EVERETT — One of the buildings in conceptual plans for the Baker Heights housing redevelopment has jumped to 12 stories tall, which stunned residents at a public meeting last week.
The Everett Housing Authority would need to obtain the city’s permission to build that tall in the Delta Neighborhood.
Even so, drawings shown last week had the tallest building residents have seen yet. The tallest buildings would be in the center of the development. The perimeter has smaller buildings. For example, it could have two-to-three-story townhouses east of Poplar Street.
Overall, the project to add upwards of 1,000 residential units in a half-dozen buildings would take beyond 2030 to finish.
A plan for Baker Heights is expected to go before the Everett Housing Authority’s board within the next three months.
Baker Heights formerly was a row of bungalows which were cleared of tenants in 2019. It’s understood the residents were relocated by the Housing Authority. Those buildings will be torn down soon, GGLO Architects senior associate Jon Hall said.
In the plans, Poplar Street could be lined with ground-floor retail shops.
The meeting last week asked residents what they want to see at the site. The responses included a coffee shop, coin-operated laundry services, child care and post office services.
The height, though, had neighbors such as Delta Neighborhood vice chair Alyssa Gray questioning why.
“If you jump from a single-family home to a 12-story building, that’s very jarring,” she said.
Hall replied that his firm has heard the city needs more housing, and this is one way to get there “to help the housing crisis.”
Clarification from the city on whether it is pushing the Everett Housing Authority for increased density was not answered by deadline.

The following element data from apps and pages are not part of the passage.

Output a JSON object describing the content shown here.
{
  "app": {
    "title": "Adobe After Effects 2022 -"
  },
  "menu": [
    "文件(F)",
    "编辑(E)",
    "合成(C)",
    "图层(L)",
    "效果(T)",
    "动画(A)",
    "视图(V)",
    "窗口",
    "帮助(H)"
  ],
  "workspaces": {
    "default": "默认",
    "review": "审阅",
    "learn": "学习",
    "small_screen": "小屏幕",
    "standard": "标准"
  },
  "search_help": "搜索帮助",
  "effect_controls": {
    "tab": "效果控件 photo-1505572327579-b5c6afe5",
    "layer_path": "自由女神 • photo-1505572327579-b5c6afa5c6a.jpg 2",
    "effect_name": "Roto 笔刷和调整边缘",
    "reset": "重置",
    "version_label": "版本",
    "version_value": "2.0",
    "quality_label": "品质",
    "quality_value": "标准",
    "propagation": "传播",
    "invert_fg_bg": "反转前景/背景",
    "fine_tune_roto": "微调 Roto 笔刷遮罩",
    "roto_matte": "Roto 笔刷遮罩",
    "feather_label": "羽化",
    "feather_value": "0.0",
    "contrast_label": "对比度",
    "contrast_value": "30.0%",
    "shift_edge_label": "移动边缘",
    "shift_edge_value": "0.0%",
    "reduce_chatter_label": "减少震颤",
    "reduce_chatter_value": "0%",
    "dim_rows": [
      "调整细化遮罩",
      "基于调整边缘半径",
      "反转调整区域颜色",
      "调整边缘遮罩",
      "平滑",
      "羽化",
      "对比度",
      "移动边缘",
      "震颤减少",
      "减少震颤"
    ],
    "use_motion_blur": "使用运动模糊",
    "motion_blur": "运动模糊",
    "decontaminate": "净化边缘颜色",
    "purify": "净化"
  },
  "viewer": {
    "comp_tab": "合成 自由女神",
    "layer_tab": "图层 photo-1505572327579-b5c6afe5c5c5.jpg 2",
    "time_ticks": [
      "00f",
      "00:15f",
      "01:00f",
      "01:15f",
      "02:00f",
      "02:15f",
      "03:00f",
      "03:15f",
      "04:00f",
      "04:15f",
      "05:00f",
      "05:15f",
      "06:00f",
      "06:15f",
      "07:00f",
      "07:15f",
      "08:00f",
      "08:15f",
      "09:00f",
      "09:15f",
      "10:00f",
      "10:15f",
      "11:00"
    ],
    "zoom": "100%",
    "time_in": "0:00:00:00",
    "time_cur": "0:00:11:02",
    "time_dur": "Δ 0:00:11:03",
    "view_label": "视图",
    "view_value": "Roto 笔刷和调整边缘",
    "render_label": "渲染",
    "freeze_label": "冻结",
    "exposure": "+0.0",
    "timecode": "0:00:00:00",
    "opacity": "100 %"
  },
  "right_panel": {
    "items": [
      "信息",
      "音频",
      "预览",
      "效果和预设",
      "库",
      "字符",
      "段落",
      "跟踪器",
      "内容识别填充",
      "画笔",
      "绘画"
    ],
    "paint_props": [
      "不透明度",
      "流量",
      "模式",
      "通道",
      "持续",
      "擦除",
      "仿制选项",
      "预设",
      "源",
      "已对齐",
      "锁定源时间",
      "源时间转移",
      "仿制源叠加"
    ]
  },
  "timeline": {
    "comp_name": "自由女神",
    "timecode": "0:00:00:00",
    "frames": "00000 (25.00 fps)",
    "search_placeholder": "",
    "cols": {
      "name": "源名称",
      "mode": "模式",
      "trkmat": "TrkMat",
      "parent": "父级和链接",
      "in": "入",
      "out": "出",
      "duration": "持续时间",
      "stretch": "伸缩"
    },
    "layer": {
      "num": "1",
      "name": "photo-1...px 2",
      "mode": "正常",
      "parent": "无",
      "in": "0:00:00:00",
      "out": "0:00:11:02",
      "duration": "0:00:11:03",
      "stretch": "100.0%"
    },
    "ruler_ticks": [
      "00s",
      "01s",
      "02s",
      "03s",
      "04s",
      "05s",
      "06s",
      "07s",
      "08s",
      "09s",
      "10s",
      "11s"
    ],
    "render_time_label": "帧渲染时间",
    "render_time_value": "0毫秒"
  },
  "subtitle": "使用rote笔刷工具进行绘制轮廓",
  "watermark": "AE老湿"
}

The Friendship Garden at the northeast corner of the property may be relocated to 14th and Fir streets, Delta Neighborhood Chair Ryan Weber said in the meeting’s chatroom. Neighbors asked if that could stay put, too.
Project planners noted Baker Heights’ location is close enough to be walkable to Everett Community College, nearby elementary schools and the Everett Boys & Girls Club.

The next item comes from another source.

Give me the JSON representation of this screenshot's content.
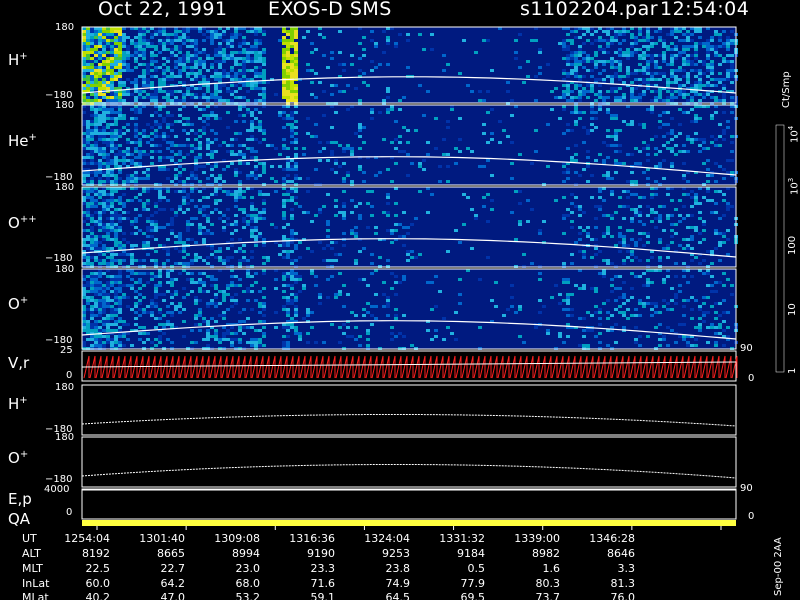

A planned future bicycle path could come across the north side of the development. A safe crosswalk to Wiggums Hollow Park is also proposed.
The center could feature a walking path down the middle of the redevelopment.
Separately, Washington State University last year backed out of buying part of the Baker Heights land to expand its campus.
More than 40 residents attended last week’s meeting.
Calling all Snohomians
Who’s the oldest Snohomish Panther still around? Maybe it’s your relative? Maybe it’s you? The Tribune wants to find out. Tell us who you think it is: write to P.O. Box 499, Snohomish, WA 98291, email to firstname.lastname@example.org
or call 360-568-4121.
Watch for the Jan. 25 Tribune to
see some recognitions.
Check out our online publications!